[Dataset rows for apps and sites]
================

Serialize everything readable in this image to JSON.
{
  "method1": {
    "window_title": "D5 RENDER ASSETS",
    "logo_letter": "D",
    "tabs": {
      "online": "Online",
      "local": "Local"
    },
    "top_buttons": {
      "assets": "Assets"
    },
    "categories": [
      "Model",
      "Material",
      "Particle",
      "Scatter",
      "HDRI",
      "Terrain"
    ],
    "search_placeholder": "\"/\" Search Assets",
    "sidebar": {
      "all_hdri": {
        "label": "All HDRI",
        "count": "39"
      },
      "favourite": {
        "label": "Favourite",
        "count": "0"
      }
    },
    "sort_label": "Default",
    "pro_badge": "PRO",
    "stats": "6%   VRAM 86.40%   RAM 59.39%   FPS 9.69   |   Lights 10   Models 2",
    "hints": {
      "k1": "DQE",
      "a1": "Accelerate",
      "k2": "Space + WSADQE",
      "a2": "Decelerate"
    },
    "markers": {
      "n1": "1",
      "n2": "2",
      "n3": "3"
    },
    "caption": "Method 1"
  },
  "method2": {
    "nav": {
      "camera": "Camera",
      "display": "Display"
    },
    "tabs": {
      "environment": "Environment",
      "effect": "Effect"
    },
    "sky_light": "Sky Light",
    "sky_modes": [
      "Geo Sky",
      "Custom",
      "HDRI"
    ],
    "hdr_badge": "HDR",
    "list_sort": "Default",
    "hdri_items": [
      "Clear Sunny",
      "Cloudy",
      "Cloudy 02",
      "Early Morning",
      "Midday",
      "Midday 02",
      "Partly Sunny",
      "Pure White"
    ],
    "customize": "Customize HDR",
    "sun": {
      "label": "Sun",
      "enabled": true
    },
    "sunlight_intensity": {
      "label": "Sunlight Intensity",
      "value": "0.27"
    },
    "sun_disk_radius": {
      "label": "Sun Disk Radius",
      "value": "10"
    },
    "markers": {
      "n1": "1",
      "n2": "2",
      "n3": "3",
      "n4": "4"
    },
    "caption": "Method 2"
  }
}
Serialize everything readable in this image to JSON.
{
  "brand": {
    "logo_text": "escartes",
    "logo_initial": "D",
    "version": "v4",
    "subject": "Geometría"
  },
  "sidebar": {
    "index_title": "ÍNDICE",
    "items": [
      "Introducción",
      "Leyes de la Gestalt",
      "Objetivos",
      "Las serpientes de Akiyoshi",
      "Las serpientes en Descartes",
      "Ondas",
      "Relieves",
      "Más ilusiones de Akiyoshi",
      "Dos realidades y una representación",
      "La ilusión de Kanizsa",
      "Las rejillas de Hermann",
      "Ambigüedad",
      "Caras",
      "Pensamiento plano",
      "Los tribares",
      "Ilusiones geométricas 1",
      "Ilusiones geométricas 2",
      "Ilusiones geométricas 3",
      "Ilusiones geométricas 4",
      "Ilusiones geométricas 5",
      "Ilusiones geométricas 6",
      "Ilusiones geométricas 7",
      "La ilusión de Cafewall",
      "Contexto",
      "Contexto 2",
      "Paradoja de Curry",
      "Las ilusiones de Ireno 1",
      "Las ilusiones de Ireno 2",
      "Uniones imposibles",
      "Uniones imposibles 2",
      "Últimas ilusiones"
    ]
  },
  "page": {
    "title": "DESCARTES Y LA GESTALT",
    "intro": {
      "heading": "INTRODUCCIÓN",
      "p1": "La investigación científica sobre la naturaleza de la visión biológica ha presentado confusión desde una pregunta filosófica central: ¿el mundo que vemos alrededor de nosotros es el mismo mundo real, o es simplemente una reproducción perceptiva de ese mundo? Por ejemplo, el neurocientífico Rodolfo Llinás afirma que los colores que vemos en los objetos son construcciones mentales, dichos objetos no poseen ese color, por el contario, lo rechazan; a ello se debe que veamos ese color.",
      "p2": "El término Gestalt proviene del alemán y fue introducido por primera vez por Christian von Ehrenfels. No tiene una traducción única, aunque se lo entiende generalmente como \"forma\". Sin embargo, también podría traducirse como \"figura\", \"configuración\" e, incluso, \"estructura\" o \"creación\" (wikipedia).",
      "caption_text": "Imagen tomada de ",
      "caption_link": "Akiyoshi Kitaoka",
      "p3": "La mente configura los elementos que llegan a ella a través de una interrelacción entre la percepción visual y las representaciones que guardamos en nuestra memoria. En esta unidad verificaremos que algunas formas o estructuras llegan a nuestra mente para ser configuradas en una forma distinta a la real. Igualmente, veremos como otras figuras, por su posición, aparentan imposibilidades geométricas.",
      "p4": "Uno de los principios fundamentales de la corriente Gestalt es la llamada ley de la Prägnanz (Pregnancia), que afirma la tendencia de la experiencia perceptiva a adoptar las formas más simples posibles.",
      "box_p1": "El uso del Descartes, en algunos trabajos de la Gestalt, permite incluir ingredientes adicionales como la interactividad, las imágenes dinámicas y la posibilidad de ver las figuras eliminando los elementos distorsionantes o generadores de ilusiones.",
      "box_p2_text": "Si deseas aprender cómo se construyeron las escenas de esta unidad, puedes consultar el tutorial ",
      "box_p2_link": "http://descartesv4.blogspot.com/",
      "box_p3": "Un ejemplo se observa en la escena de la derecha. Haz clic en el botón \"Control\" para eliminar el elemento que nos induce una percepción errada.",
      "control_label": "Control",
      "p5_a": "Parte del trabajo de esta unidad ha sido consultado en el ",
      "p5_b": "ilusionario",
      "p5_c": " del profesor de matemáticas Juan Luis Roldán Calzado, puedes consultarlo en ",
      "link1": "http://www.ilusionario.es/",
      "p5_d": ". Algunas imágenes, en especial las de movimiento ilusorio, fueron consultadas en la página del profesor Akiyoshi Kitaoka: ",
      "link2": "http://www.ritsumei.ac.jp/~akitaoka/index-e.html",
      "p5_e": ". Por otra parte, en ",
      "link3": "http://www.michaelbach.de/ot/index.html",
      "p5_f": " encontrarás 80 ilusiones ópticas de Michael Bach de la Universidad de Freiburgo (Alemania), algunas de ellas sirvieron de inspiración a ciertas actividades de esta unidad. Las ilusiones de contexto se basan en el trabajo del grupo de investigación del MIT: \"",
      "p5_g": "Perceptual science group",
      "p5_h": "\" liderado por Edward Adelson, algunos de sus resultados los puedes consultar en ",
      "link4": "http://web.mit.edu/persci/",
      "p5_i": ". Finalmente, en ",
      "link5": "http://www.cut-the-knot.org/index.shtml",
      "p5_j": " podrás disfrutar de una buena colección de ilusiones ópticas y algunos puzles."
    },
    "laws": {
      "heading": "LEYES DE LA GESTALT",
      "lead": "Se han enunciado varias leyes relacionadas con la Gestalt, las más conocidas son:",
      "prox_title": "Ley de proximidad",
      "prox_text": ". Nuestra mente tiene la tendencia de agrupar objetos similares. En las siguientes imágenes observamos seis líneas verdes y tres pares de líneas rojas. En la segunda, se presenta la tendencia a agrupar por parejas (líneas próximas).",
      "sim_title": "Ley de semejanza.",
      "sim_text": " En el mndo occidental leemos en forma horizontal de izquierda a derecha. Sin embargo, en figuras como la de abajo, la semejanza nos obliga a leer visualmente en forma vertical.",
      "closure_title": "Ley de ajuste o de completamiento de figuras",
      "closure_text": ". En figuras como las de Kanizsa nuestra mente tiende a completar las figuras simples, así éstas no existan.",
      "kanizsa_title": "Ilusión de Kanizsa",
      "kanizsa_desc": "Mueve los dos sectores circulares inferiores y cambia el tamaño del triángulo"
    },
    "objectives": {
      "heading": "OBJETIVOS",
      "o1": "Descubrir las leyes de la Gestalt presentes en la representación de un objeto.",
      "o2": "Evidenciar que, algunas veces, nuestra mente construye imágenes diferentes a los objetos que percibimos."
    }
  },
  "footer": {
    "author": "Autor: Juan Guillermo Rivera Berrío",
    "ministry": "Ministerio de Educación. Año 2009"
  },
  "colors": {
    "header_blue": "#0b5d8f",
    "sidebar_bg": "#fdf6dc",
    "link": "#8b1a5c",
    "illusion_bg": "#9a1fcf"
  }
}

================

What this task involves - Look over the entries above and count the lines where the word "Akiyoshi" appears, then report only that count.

Answer to the exercise - 4